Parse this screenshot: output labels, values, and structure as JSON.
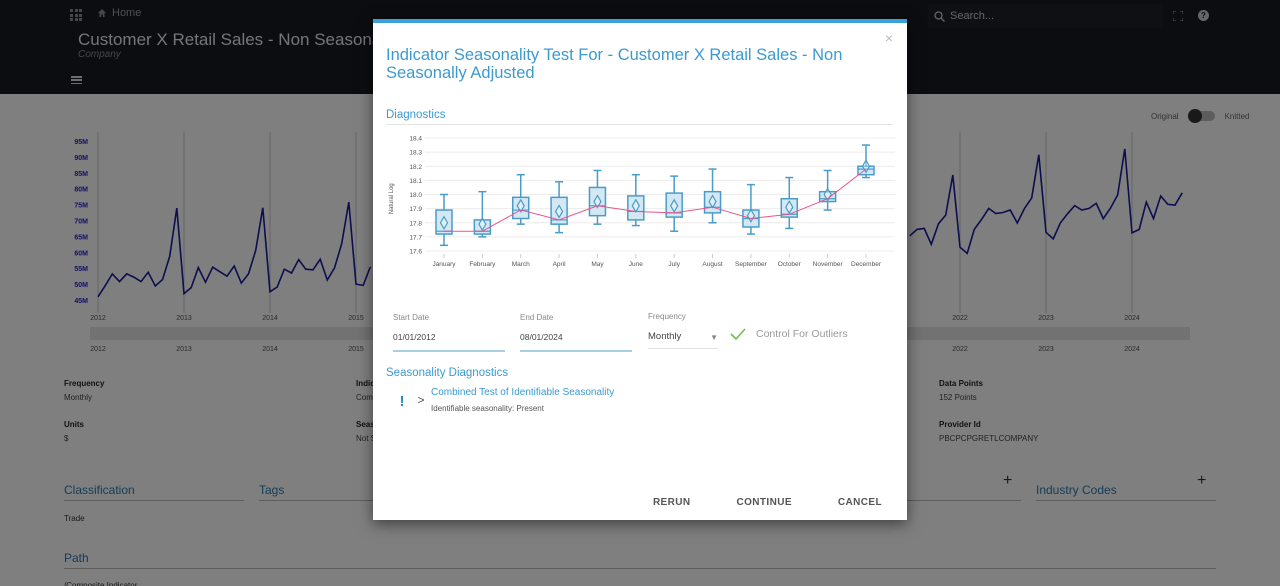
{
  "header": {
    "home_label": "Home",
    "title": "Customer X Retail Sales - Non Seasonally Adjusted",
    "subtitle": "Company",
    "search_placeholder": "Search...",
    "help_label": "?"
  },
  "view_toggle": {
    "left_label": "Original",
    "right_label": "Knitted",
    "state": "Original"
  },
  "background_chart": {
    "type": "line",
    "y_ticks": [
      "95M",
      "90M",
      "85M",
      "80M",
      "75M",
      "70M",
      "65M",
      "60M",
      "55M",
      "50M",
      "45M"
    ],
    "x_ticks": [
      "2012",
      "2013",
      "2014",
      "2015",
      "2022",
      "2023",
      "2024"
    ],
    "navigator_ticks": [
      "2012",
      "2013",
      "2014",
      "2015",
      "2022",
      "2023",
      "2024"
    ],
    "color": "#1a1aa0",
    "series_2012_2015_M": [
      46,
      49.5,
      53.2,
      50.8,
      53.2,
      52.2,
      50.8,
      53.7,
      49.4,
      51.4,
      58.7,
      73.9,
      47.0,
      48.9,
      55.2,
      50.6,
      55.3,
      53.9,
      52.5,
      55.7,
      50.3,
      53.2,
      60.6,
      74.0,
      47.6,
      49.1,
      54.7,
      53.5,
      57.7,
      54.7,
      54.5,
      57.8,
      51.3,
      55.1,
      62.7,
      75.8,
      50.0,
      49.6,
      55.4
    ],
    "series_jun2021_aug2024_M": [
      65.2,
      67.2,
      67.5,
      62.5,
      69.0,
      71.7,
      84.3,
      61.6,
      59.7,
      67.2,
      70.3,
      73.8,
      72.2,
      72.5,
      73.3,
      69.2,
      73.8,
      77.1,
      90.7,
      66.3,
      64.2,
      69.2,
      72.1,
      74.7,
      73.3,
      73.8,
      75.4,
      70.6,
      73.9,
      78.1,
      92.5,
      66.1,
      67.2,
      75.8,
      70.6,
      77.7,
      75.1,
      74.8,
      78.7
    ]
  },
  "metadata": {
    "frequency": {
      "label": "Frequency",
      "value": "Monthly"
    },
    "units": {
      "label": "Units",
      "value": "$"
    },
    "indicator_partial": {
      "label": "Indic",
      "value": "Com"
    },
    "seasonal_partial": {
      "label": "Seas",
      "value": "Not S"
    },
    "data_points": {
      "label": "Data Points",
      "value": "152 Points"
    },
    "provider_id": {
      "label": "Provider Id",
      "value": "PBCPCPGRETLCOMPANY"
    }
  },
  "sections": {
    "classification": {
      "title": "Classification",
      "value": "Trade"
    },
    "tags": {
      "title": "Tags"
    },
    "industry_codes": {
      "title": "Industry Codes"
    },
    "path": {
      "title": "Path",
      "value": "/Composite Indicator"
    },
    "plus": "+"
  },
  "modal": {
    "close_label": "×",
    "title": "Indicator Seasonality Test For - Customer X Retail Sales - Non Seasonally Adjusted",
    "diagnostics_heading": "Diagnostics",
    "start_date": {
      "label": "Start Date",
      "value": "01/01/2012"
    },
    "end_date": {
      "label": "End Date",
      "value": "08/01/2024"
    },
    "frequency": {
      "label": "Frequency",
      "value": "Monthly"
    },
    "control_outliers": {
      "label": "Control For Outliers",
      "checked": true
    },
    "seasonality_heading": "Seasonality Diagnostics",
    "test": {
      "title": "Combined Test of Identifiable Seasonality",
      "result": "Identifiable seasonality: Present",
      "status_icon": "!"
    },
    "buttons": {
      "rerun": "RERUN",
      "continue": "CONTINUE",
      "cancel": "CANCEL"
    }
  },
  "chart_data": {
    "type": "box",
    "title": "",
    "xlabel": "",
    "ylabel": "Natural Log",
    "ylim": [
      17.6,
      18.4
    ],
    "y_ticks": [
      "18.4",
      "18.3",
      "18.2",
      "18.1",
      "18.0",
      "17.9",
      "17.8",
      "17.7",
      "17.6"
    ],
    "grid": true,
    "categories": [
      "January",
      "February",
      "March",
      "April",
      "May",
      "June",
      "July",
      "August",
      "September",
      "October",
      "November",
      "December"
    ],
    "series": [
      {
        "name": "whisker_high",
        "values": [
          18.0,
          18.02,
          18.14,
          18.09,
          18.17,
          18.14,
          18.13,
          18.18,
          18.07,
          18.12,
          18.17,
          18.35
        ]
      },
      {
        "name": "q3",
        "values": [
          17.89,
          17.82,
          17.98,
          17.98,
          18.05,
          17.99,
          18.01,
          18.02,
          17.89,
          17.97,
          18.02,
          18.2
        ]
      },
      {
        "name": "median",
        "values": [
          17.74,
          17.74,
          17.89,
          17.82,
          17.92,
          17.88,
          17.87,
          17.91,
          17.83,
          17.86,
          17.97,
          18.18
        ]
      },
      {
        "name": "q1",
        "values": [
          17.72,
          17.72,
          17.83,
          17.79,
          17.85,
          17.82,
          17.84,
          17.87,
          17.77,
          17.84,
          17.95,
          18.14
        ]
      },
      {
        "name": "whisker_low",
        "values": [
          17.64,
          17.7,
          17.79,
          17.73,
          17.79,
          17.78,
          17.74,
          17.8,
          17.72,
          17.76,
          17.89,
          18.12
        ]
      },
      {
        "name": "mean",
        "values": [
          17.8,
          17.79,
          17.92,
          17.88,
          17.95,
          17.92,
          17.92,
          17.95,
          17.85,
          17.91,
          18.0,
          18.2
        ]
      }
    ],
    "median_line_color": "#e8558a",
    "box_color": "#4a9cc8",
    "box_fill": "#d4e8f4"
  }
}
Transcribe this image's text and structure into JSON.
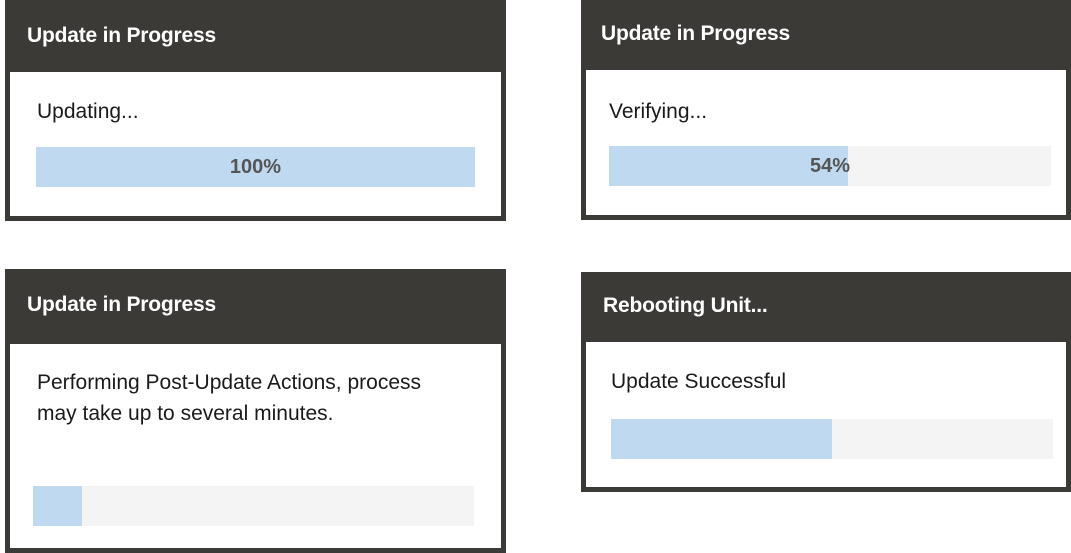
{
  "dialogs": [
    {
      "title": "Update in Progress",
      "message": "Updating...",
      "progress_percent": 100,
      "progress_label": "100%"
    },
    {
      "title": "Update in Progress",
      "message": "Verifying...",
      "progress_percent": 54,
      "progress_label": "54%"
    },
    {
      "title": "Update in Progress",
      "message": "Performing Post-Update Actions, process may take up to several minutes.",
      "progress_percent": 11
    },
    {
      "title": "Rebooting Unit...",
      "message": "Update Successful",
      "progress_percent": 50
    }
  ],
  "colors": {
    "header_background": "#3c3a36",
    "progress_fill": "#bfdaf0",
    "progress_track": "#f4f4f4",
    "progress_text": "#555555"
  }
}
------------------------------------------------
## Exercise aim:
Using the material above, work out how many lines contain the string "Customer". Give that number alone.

## Output:
2